Friday’s high temperature of 98 degrees gave Baton Rouge three straight days of record-setting highs, and Saturday’s forecast of 99 degrees suggests that streak will continue.

The National Weather Service Forecast Center said Friday’s high tied the record set in 1911. Wednesday and Thursday’s highs set records of 100 and 103 degrees respectively, according to the NWS. The record of 96 for June 4 was set in 1977.

Improbably, only one month ago Saturday, Baton Rouge hit a record low of 43 degrees on May 4. The high that day was 75 degrees.

High temperatures will likely stay in the upper 90s until Wednesday, state climatologist Barry Keim said.

“Upper 90s is not normal for the summer, actually,” Keim said. “It’s normal to get a few days like this, but this is well above the averages for the summer months.”

Sunday could reach 97 degrees, which would tie the record for that date, according to the weather service.

Monday and Tuesday’s forecasts promise only mild relief with highs dipping to 95 or 96, while next Wednesday may cool to 93, according to the weather service. Thursday and Friday are both projected for 92 degrees.

But it is Louisiana. All these predictions could change well before those dates arrive, Keim said.

“The forecasted numbers will change every few hours, but should stay in the same area,” he said.

Keim cited several reasons for the record heat. The land is dry because of the ongoing drought, which means there’s no evaporation or transpiration to put moisture back into the atmosphere, Keim said.

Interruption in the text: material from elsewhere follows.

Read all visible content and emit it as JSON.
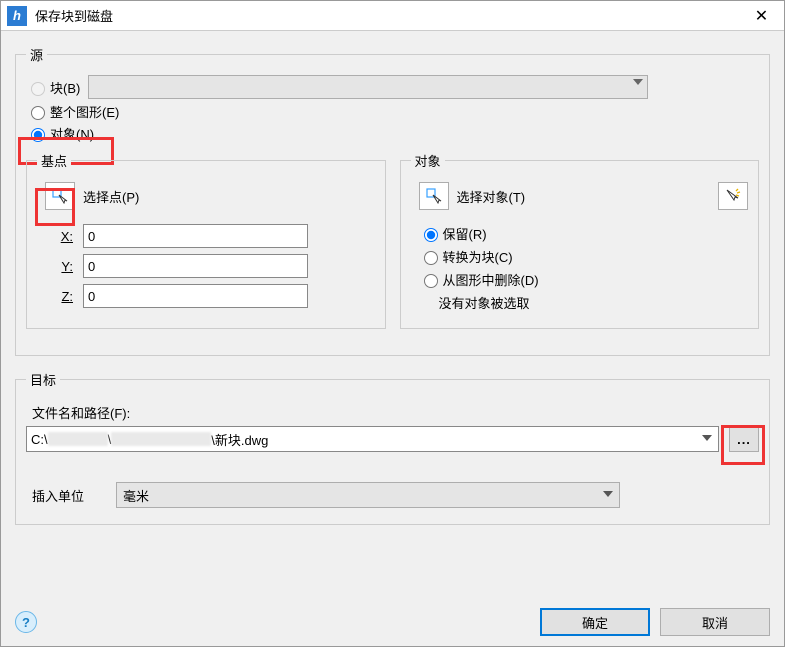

That means there are fewer clouds to produce rain or absorb the sun’s energy, he explained.

“It’s a whole bunch of things that are kind of compounding on each other,” Keim said.

Emergency Medical Services spokesman Mark Olson said EMS dealt with eight heat-related emergencies from Wednesday through 5 p.m. Friday — compared to none from June 1 to June 7 of 2010.

“It is picking up a little bit earlier than normal because we have higher heat,” he said.

Olson said EMS responded to 30 heat-related emergencies in May, which is not abnormal for a single month.

Olson said most of the emergencies came at Bayou Country Superfest at LSU’s Tiger Stadium during the Memorial Day weekend.

Olson said residents should drink plenty of fluids during the heat wave to avoid exhaustion or cramps.

“The most important thing is to schedule your timeframe in the cooler parts of the day,” Olson said, referring to early in the morning and late in the afternoon.

Mayor-President Kip Holden has advised local residents to use the “buddy system” to check on neighbors’ health, especially the elderly.

The East Baton Rouge Council on Aging has given out 40 fans to elderly in the past week to help them deal with the heat, said Patricia Dyson, executive assistant director.

“That’s not normal, not for this time of the year,” she said.

Wayne Valentine, general manager of Calvin’s Maintenance, said the company has not seen an abnormal spike in air conditioning maintenance this week, but has noticed something odd with functional units.

“Even units that are working properly are having trouble keeping up,” Valentine said. “They just can’t keep up.”